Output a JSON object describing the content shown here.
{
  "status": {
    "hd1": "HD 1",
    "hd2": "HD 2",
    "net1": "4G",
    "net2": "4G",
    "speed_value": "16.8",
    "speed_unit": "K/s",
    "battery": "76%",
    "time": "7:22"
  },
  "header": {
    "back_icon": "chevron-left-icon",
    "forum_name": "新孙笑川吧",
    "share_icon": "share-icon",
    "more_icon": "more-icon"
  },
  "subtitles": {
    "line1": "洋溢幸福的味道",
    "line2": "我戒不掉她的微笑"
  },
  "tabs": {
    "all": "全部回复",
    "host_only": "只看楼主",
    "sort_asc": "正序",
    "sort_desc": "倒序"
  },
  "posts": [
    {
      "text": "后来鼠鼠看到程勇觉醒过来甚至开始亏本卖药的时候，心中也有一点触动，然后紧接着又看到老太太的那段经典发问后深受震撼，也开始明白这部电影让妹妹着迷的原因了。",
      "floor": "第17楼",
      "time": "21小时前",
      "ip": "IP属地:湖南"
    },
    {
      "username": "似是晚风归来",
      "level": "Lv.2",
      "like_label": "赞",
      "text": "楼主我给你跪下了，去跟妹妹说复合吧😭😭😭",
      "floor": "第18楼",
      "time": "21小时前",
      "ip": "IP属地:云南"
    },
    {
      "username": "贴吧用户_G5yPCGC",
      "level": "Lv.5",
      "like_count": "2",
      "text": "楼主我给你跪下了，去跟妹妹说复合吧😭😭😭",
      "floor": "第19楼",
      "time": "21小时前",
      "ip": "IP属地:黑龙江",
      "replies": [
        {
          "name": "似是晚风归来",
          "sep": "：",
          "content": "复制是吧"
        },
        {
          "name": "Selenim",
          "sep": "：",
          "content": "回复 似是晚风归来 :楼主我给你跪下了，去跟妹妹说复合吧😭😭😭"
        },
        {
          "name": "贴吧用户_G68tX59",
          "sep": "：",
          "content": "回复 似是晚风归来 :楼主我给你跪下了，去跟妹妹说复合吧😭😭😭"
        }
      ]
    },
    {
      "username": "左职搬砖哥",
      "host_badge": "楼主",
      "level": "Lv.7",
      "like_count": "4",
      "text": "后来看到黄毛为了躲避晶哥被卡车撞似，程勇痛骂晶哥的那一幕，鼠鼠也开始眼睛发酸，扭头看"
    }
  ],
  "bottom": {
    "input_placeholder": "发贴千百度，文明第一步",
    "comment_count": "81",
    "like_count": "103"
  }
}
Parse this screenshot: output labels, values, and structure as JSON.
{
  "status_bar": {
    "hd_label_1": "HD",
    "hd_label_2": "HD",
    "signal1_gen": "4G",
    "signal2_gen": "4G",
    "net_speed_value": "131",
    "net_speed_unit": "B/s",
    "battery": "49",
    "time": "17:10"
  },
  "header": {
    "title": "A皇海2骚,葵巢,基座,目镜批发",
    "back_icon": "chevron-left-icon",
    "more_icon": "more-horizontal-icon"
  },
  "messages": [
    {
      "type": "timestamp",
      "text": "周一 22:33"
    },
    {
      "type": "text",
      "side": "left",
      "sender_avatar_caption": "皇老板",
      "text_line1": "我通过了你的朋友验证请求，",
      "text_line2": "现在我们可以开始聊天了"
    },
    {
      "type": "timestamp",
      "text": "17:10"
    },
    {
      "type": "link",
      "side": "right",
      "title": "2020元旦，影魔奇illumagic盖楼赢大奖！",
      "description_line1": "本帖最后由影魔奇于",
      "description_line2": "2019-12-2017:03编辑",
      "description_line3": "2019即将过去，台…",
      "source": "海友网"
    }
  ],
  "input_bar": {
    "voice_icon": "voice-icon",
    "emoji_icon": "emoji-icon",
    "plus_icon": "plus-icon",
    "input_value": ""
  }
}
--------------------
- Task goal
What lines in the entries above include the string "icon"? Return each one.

- Task result
    "back_icon": "chevron-left-icon",
    "share_icon": "share-icon",
    "more_icon": "more-icon"
    "back_icon": "chevron-left-icon",
    "more_icon": "more-horizontal-icon"
    "voice_icon": "voice-icon",
    "emoji_icon": "emoji-icon",
    "plus_icon": "plus-icon",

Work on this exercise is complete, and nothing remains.